= Beginning of Section =
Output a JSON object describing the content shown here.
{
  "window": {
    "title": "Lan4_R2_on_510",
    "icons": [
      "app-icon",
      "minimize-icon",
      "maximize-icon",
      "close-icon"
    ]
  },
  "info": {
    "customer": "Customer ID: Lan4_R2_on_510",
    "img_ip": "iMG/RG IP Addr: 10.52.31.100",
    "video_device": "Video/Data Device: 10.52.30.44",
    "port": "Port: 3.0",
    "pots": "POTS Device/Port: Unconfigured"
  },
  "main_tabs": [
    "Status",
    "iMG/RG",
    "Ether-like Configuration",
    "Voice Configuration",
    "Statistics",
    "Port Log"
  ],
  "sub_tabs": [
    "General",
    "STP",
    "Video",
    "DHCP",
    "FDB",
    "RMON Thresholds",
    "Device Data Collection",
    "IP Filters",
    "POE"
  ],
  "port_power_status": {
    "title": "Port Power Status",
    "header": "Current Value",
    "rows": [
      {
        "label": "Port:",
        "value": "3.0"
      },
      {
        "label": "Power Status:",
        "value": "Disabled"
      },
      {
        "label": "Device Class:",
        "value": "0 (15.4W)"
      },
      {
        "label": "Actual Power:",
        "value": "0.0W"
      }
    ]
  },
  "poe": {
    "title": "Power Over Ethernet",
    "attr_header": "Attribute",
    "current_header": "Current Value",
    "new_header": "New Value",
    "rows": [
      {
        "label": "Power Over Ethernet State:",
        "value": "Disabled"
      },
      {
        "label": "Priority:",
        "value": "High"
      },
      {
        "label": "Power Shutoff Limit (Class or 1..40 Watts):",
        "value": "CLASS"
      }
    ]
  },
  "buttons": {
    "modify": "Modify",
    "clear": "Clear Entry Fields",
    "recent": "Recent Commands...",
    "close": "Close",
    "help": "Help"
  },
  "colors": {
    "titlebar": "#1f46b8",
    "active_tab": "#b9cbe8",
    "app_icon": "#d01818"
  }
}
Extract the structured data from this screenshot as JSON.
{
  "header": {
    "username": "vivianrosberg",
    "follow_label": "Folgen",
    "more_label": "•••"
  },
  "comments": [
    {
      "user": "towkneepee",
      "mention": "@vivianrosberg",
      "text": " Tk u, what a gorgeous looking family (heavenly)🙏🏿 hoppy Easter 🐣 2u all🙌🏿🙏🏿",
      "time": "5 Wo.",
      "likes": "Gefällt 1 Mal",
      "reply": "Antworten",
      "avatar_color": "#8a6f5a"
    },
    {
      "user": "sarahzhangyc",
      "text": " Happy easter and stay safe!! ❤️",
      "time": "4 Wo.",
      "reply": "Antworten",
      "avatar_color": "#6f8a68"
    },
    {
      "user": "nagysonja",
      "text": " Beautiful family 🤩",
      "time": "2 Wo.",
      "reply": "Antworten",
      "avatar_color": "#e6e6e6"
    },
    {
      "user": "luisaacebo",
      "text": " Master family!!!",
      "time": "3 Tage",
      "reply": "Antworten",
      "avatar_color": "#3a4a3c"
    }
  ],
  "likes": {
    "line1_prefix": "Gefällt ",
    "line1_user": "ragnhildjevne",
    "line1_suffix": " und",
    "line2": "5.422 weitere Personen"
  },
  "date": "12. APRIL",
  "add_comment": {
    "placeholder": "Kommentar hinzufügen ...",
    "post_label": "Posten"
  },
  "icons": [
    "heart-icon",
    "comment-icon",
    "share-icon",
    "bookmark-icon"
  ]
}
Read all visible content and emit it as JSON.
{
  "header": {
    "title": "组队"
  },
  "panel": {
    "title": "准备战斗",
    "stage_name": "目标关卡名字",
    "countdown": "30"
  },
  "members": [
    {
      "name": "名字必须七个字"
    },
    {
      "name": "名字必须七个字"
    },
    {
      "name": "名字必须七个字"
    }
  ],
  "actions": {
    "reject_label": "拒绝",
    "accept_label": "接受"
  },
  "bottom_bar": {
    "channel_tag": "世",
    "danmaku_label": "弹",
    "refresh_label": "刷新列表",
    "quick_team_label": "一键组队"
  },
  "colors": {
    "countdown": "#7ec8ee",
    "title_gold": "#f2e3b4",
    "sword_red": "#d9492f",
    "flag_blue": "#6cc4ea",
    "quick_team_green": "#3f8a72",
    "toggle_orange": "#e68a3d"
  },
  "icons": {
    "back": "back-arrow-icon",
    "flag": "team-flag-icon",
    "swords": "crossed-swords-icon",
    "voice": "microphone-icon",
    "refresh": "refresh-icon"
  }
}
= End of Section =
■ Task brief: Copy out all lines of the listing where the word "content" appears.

■ The answer:
Output a JSON object describing the content shown here.
Read all visible content and emit it as JSON.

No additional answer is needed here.